Assignment
Every line holding the string "image" should be copied out of the listing.

━━━━━━━━━━

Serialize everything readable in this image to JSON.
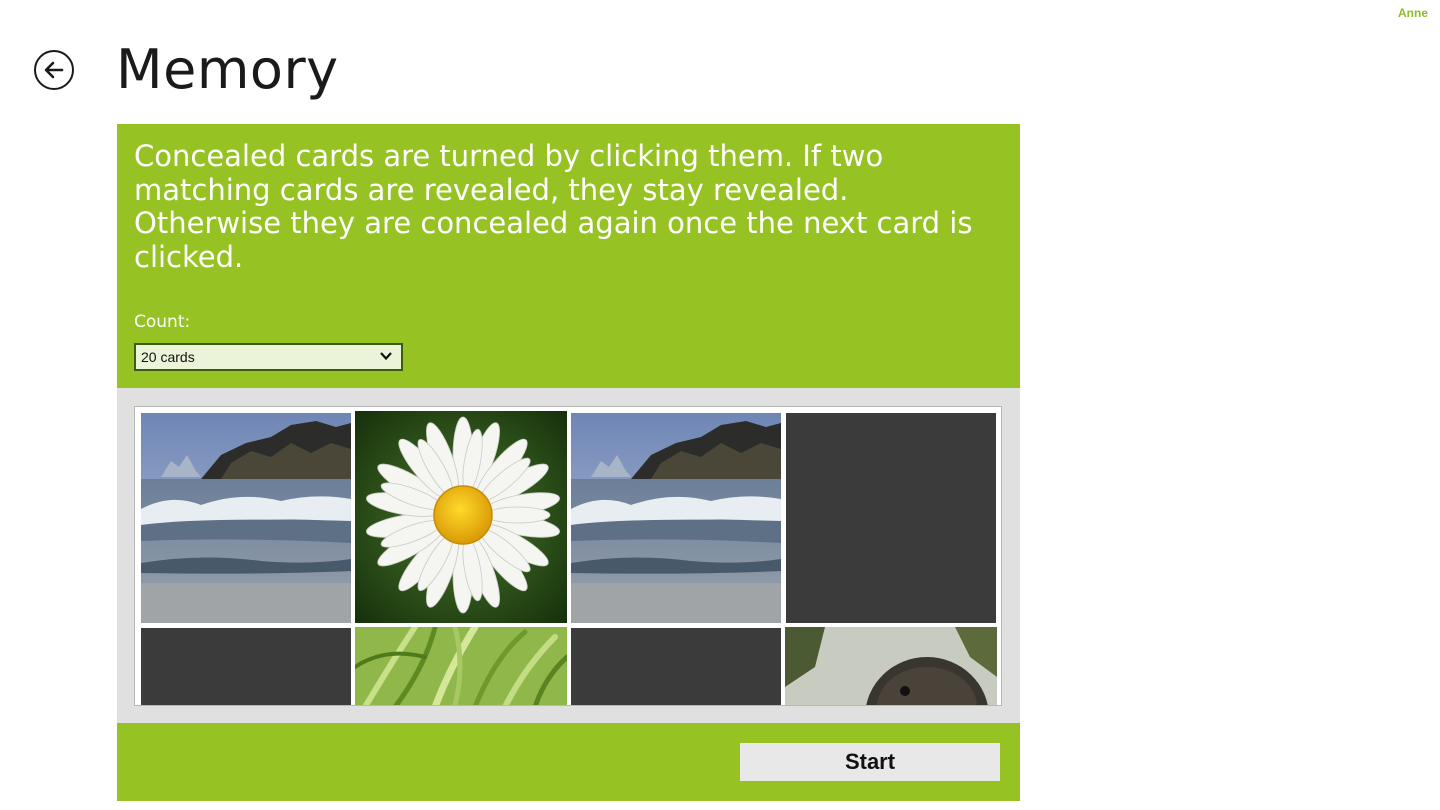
{
  "user": {
    "name": "Anne"
  },
  "header": {
    "title": "Memory",
    "back_icon": "arrow-left-circle-icon"
  },
  "info": {
    "description": "Concealed cards are turned by clicking them. If two matching cards are revealed, they stay revealed. Otherwise they are concealed again once the next card is clicked.",
    "count_label": "Count:",
    "count_value": "20 cards"
  },
  "colors": {
    "accent": "#96c323",
    "user_name": "#8dbd27",
    "concealed_card": "#3b3b3b",
    "board_background": "#e0e0e0"
  },
  "cards": [
    {
      "state": "revealed",
      "image": "sea-rocks"
    },
    {
      "state": "revealed",
      "image": "daisy-flower"
    },
    {
      "state": "revealed",
      "image": "sea-rocks"
    },
    {
      "state": "concealed"
    },
    {
      "state": "concealed"
    },
    {
      "state": "revealed",
      "image": "grass"
    },
    {
      "state": "concealed"
    },
    {
      "state": "revealed",
      "image": "duck"
    }
  ],
  "footer": {
    "start_label": "Start"
  }
}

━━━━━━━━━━

Response for this exercise
Serialize everything readable in this image to JSON.
      "image": "sea-rocks"
      "image": "daisy-flower"
      "image": "sea-rocks"
      "image": "grass"
      "image": "duck"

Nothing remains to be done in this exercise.